This lack of accreditation may be tied in part to the BCA’s general hostility towards following the basic tenants of science, such as actually reporting inaccuracies in their tests like the rest of the scientific community. We predicted this behavior back in 2012, and then later pointed out on our Facebook page that the BCA only had until December 31, 2013 to start cooperating or they would risk losing their accreditation. From what we can tell, the BCA did bring its blood and urine testing programs into compliance before the deadline; they just did not bother with their breath testing program, instead jettisoning the whole program in an attempt to save the rest of the lab.

This is the point where good defense attorneys roll up their sleeves and get ready to renew the assault against shoddy science, making sure that judges and juries understand how little weight should be given to test results that lack basic accreditation.
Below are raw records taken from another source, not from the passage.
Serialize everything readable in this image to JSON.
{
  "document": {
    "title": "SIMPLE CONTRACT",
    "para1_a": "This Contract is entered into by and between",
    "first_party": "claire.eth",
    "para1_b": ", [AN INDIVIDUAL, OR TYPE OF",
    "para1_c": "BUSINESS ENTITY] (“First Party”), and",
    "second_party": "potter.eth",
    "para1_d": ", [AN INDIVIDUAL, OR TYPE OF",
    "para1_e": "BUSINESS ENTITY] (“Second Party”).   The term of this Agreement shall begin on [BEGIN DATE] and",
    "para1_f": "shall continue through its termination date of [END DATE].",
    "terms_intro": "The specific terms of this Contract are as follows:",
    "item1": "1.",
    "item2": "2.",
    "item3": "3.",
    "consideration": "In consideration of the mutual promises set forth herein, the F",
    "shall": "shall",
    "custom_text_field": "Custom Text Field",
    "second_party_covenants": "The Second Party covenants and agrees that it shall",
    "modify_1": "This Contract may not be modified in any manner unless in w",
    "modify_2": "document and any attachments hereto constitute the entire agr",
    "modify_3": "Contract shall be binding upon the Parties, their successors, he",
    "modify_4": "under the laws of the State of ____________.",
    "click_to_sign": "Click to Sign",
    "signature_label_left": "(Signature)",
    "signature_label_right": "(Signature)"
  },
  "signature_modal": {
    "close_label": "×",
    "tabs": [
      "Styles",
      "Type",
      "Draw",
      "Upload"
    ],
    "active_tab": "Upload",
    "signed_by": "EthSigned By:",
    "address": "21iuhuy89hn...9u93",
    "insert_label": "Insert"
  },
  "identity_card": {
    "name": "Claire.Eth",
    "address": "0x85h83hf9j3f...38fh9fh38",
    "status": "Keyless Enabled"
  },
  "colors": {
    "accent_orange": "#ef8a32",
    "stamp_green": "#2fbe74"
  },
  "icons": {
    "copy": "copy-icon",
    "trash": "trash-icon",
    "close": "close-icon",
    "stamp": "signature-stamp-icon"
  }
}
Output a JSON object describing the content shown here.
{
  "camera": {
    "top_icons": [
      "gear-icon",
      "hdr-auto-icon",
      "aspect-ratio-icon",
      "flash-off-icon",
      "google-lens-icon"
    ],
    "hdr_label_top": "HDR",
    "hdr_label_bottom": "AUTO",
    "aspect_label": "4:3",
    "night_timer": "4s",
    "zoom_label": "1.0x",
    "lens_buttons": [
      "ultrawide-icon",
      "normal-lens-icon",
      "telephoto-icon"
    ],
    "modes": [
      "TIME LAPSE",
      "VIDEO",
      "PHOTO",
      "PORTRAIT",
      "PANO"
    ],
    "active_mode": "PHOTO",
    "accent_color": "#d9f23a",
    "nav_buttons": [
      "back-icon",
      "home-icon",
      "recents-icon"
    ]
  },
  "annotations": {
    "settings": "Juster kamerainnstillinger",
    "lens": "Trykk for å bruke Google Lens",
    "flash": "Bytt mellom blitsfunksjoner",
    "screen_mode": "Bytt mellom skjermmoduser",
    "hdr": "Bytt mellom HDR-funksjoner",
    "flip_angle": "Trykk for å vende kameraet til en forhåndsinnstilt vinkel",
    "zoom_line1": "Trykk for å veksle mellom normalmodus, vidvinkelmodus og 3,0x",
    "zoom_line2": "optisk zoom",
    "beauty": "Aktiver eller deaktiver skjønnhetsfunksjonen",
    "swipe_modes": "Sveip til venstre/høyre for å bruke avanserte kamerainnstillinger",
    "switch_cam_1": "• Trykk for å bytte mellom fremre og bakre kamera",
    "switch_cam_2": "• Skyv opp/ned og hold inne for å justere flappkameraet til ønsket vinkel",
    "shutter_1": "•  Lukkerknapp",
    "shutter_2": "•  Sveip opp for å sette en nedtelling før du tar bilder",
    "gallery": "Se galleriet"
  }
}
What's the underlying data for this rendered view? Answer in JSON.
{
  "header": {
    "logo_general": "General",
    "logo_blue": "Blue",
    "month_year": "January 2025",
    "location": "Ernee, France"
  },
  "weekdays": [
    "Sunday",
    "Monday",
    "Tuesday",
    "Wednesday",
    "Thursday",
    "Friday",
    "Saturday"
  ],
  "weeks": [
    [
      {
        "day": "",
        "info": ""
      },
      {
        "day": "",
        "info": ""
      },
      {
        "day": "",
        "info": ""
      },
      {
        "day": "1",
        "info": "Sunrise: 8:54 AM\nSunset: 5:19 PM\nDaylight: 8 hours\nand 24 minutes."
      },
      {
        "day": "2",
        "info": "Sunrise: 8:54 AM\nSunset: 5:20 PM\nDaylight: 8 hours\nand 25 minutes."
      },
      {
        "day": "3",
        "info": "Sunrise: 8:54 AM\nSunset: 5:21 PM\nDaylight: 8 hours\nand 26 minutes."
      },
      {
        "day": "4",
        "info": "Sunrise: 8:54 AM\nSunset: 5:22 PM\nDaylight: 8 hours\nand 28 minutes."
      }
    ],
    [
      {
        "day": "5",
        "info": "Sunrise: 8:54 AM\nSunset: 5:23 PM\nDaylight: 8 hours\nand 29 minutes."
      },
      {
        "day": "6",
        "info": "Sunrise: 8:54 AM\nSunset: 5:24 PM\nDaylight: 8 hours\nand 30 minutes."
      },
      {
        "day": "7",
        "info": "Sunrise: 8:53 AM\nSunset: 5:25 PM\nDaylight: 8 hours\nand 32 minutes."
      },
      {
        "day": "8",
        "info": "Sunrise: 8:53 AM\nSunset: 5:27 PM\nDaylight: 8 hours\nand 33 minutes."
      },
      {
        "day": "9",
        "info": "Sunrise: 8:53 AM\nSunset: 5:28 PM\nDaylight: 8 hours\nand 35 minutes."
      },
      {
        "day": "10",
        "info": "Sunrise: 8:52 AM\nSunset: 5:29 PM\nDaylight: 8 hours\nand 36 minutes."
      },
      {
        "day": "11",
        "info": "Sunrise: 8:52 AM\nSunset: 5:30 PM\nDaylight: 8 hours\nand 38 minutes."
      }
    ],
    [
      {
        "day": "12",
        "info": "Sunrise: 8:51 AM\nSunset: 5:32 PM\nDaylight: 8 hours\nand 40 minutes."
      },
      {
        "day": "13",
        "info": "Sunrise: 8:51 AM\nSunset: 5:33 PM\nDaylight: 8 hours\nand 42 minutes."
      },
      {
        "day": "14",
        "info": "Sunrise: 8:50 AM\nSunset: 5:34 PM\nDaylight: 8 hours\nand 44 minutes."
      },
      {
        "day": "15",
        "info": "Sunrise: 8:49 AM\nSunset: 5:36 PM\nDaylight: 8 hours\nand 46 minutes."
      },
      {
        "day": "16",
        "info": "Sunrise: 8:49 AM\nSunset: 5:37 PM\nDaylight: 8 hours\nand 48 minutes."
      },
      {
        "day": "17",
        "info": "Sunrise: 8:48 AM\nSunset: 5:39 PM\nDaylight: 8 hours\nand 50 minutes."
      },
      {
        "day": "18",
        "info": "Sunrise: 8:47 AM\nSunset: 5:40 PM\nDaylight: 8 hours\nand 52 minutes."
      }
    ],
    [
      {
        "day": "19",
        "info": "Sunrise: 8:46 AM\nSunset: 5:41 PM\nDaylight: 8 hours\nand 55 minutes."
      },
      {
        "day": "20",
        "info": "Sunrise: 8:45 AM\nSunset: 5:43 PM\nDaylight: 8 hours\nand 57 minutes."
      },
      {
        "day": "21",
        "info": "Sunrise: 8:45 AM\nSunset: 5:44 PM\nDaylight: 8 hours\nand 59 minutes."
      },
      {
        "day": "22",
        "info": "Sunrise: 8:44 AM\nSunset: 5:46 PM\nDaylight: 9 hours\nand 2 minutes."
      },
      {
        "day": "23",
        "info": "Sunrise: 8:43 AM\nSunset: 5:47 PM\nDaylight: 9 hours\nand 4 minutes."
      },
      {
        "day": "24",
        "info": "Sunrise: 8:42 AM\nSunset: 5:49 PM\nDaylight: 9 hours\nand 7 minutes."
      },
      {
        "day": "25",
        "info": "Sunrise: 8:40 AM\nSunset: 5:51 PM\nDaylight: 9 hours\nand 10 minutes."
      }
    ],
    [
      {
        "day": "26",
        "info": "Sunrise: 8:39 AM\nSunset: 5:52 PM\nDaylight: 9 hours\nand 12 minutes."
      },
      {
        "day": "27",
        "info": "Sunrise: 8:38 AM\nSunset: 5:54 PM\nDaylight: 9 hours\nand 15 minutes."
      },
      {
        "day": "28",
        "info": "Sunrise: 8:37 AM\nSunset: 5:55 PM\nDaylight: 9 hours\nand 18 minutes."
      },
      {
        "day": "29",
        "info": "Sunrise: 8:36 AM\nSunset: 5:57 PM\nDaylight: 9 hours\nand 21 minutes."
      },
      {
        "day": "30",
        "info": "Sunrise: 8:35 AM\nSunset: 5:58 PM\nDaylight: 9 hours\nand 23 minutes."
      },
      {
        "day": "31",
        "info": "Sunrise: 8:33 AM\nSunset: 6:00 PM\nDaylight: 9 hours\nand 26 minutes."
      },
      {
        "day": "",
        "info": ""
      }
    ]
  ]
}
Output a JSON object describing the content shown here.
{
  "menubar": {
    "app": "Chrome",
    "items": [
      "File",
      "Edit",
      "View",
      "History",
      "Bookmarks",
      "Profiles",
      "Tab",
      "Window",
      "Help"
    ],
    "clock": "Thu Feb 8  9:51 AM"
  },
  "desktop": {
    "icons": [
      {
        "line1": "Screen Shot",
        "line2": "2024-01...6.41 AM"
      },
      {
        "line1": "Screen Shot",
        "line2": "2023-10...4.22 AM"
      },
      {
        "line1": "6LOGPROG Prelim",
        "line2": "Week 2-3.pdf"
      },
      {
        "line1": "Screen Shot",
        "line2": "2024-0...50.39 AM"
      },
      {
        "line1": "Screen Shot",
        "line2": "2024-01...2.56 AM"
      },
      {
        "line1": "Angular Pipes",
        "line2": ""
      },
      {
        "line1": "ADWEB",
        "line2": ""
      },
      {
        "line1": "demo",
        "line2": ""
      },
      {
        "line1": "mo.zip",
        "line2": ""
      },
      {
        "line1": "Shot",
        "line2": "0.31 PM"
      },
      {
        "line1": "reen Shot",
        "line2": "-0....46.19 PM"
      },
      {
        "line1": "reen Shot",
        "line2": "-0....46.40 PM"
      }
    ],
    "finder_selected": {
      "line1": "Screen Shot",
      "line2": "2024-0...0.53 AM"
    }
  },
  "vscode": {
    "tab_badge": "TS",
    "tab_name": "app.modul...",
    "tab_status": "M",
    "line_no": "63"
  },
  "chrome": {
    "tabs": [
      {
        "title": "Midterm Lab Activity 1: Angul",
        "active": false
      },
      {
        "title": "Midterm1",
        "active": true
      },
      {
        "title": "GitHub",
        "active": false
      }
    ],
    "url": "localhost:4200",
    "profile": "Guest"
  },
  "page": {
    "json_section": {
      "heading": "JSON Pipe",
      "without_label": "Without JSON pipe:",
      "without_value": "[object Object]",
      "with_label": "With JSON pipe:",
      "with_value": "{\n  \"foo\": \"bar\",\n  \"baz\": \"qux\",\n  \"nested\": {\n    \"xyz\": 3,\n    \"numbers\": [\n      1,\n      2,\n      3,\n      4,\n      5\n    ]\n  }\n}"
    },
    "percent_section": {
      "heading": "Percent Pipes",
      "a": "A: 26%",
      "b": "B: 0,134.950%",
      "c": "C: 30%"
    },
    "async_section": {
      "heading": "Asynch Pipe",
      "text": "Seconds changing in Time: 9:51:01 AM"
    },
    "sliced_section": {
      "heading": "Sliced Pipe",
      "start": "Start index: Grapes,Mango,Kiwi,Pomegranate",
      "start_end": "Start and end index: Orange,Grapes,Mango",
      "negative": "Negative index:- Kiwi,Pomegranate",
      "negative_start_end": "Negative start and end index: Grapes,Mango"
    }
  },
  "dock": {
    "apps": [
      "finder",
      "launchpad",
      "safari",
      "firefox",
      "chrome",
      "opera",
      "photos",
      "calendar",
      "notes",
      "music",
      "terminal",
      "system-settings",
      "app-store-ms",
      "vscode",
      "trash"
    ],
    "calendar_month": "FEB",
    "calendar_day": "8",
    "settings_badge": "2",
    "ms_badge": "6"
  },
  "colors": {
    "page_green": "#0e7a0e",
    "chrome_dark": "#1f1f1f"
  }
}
Minnesota Bureau of Criminal Apprehension Procedures Found Lacking In DWI Case

Drivers in Minnesota can have their license revoked for a variety of reasons besides alcohol. Using street drugs (heroin, methamphetamine, and so forth) will lead to a revocation, as will prescription drugs. It’s quite a stretch to say that someone should lose their license for using a Vicks VapoInhaler, though . . . and even more of a stretch to make the claim that someone suffering from nasal congestion should be deemed a meth head. But that’s how the Minnesota BCA seems to operate.

They tested a DWI blood sample, and decided to report the sample as positive for methamphetamine. The driver, having never used meth in her life, had an independent laboratory test the same sample. That lab reported a big “negative” for meth.

How could two independent laboratories, using the latest in technologies, test the same sample and come up with separate results? That was the question presented to a Sterns County Judge, who weighed the evidence and ultimately concluded that the BCA had overstepped its bounds in deciding to report this driver’s test as positive for meth.

The BCA has had numerous, documented problems following the basic scientific standards established by the rest of the community of forensic toxicologists. They still utilize first-void urine alcohol testing, while the rest of the world has effectively deemed that practice as little more than junk science. They have serious problems storing samples, destroying evidence due to their own errors. They knew their breath test device was broken, but didn’t bother to fix it, even when the mistake could result in mistaken convictions.

So, back to the driver who used over the counter medicine to counter a common cold and got labeled as a meth user. It turns out that when the BCA tested that driver’s blood, it detected levels of methamphetamine so low that the rest of the scientific community would have deemed the sample as “negative.” But not the BCA; despite the real risk that the molecular similarities between the compounds found in Vick’s VapoInhaler and actual, illegal meth could create a “false positive,” our BCA reported the result in a way that would guarantee criminal charges and a license revocation.

What’s even more interesting is that the independent lab that also tested the sample actually detected a higher concentration of “meth” in this blood sample (.009 mg/L) versus the BCA’s reading (.0074) yet still (correctly) reported her test as “negative.” 

The Court, with the aid of forensic scientist Thomas Burr’s testimony, addressed the conflicting evidence from the BCA and the independent lab. The Court ultimately held that the BCA’s disregard for the “general convention of science” meant that the government failed to meet its burden to prove that the driver was actually violating Minnesota’s DWI laws at the time she was driving, and therefore reversed the license revocation.

The BCA may be designing its lab policies to ensure a maximum amount of convictions, versus doing its duty to disclose the full scientific truth according to established scientific principles . . . but that's why we have defense attorneys.

You'll want to stay tuned - we've got a truly shocking new development to disclose shortly, detailing major problems with the BCA and its DWI breath test division.